Task prompt
All of the entries below are to be repeated word for word.

━━━━

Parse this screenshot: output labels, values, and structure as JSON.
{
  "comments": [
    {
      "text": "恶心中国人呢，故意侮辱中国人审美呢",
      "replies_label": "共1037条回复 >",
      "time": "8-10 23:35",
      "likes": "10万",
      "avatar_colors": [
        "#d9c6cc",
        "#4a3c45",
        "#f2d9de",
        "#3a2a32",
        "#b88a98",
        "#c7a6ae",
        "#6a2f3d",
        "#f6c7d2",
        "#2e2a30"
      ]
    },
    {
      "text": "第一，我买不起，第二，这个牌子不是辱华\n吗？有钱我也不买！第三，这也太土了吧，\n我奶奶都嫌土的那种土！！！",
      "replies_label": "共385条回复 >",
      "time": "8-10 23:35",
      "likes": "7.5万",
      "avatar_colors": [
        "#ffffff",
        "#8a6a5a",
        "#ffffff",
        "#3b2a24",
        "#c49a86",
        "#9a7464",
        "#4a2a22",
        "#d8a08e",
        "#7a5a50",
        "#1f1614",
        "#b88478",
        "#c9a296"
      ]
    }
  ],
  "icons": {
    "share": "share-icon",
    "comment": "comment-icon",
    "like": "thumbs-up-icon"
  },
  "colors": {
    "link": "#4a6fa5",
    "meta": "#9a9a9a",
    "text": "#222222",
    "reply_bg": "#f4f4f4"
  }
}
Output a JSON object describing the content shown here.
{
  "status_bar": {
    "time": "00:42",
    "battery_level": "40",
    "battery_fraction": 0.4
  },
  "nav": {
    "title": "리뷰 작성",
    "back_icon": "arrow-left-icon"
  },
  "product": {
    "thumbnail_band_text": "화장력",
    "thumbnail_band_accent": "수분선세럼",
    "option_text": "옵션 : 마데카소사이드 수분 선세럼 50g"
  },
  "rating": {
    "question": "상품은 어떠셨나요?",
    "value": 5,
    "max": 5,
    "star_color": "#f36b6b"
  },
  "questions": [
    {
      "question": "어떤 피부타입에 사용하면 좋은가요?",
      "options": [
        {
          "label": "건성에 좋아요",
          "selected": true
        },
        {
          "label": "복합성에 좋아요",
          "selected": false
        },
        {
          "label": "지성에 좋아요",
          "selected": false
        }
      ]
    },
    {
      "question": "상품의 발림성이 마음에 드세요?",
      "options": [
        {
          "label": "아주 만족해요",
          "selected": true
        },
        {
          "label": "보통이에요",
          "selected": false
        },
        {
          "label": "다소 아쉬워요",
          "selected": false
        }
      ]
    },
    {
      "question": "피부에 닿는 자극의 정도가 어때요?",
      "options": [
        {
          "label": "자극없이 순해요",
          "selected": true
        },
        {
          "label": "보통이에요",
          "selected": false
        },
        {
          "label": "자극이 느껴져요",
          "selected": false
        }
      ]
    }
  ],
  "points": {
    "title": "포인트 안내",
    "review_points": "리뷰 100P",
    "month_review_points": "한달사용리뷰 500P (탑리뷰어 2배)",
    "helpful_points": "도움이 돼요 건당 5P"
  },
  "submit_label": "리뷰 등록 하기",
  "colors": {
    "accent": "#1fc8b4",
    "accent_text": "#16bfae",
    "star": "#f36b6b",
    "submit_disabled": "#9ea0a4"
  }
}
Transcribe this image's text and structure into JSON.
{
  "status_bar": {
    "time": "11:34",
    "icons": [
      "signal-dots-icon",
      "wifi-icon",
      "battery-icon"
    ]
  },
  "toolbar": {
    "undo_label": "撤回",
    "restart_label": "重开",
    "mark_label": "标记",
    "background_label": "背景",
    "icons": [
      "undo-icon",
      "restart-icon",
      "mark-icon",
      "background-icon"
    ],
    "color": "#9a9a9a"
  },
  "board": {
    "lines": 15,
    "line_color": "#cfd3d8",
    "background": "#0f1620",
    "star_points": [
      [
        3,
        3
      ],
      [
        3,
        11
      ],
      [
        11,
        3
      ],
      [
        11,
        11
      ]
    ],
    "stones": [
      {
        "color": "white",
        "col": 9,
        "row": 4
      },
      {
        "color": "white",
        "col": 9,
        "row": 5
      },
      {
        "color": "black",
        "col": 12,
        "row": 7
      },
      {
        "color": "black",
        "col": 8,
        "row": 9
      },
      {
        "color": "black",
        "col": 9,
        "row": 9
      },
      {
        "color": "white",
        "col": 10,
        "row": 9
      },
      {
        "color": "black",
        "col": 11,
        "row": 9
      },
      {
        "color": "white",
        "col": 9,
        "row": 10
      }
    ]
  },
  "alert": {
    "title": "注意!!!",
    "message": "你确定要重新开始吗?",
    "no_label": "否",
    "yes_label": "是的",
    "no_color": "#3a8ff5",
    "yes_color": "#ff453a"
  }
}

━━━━

Solution to the problem
Parse this screenshot: output labels, values, and structure as JSON.
{
  "comments": [
    {
      "text": "恶心中国人呢，故意侮辱中国人审美呢",
      "replies_label": "共1037条回复 >",
      "time": "8-10 23:35",
      "likes": "10万",
      "avatar_colors": [
        "#d9c6cc",
        "#4a3c45",
        "#f2d9de",
        "#3a2a32",
        "#b88a98",
        "#c7a6ae",
        "#6a2f3d",
        "#f6c7d2",
        "#2e2a30"
      ]
    },
    {
      "text": "第一，我买不起，第二，这个牌子不是辱华\n吗？有钱我也不买！第三，这也太土了吧，\n我奶奶都嫌土的那种土！！！",
      "replies_label": "共385条回复 >",
      "time": "8-10 23:35",
      "likes": "7.5万",
      "avatar_colors": [
        "#ffffff",
        "#8a6a5a",
        "#ffffff",
        "#3b2a24",
        "#c49a86",
        "#9a7464",
        "#4a2a22",
        "#d8a08e",
        "#7a5a50",
        "#1f1614",
        "#b88478",
        "#c9a296"
      ]
    }
  ],
  "icons": {
    "share": "share-icon",
    "comment": "comment-icon",
    "like": "thumbs-up-icon"
  },
  "colors": {
    "link": "#4a6fa5",
    "meta": "#9a9a9a",
    "text": "#222222",
    "reply_bg": "#f4f4f4"
  }
}
Output a JSON object describing the content shown here.
{
  "status_bar": {
    "time": "00:42",
    "battery_level": "40",
    "battery_fraction": 0.4
  },
  "nav": {
    "title": "리뷰 작성",
    "back_icon": "arrow-left-icon"
  },
  "product": {
    "thumbnail_band_text": "화장력",
    "thumbnail_band_accent": "수분선세럼",
    "option_text": "옵션 : 마데카소사이드 수분 선세럼 50g"
  },
  "rating": {
    "question": "상품은 어떠셨나요?",
    "value": 5,
    "max": 5,
    "star_color": "#f36b6b"
  },
  "questions": [
    {
      "question": "어떤 피부타입에 사용하면 좋은가요?",
      "options": [
        {
          "label": "건성에 좋아요",
          "selected": true
        },
        {
          "label": "복합성에 좋아요",
          "selected": false
        },
        {
          "label": "지성에 좋아요",
          "selected": false
        }
      ]
    },
    {
      "question": "상품의 발림성이 마음에 드세요?",
      "options": [
        {
          "label": "아주 만족해요",
          "selected": true
        },
        {
          "label": "보통이에요",
          "selected": false
        },
        {
          "label": "다소 아쉬워요",
          "selected": false
        }
      ]
    },
    {
      "question": "피부에 닿는 자극의 정도가 어때요?",
      "options": [
        {
          "label": "자극없이 순해요",
          "selected": true
        },
        {
          "label": "보통이에요",
          "selected": false
        },
        {
          "label": "자극이 느껴져요",
          "selected": false
        }
      ]
    }
  ],
  "points": {
    "title": "포인트 안내",
    "review_points": "리뷰 100P",
    "month_review_points": "한달사용리뷰 500P (탑리뷰어 2배)",
    "helpful_points": "도움이 돼요 건당 5P"
  },
  "submit_label": "리뷰 등록 하기",
  "colors": {
    "accent": "#1fc8b4",
    "accent_text": "#16bfae",
    "star": "#f36b6b",
    "submit_disabled": "#9ea0a4"
  }
}
Transcribe this image's text and structure into JSON.
{
  "status_bar": {
    "time": "11:34",
    "icons": [
      "signal-dots-icon",
      "wifi-icon",
      "battery-icon"
    ]
  },
  "toolbar": {
    "undo_label": "撤回",
    "restart_label": "重开",
    "mark_label": "标记",
    "background_label": "背景",
    "icons": [
      "undo-icon",
      "restart-icon",
      "mark-icon",
      "background-icon"
    ],
    "color": "#9a9a9a"
  },
  "board": {
    "lines": 15,
    "line_color": "#cfd3d8",
    "background": "#0f1620",
    "star_points": [
      [
        3,
        3
      ],
      [
        3,
        11
      ],
      [
        11,
        3
      ],
      [
        11,
        11
      ]
    ],
    "stones": [
      {
        "color": "white",
        "col": 9,
        "row": 4
      },
      {
        "color": "white",
        "col": 9,
        "row": 5
      },
      {
        "color": "black",
        "col": 12,
        "row": 7
      },
      {
        "color": "black",
        "col": 8,
        "row": 9
      },
      {
        "color": "black",
        "col": 9,
        "row": 9
      },
      {
        "color": "white",
        "col": 10,
        "row": 9
      },
      {
        "color": "black",
        "col": 11,
        "row": 9
      },
      {
        "color": "white",
        "col": 9,
        "row": 10
      }
    ]
  },
  "alert": {
    "title": "注意!!!",
    "message": "你确定要重新开始吗?",
    "no_label": "否",
    "yes_label": "是的",
    "no_color": "#3a8ff5",
    "yes_color": "#ff453a"
  }
}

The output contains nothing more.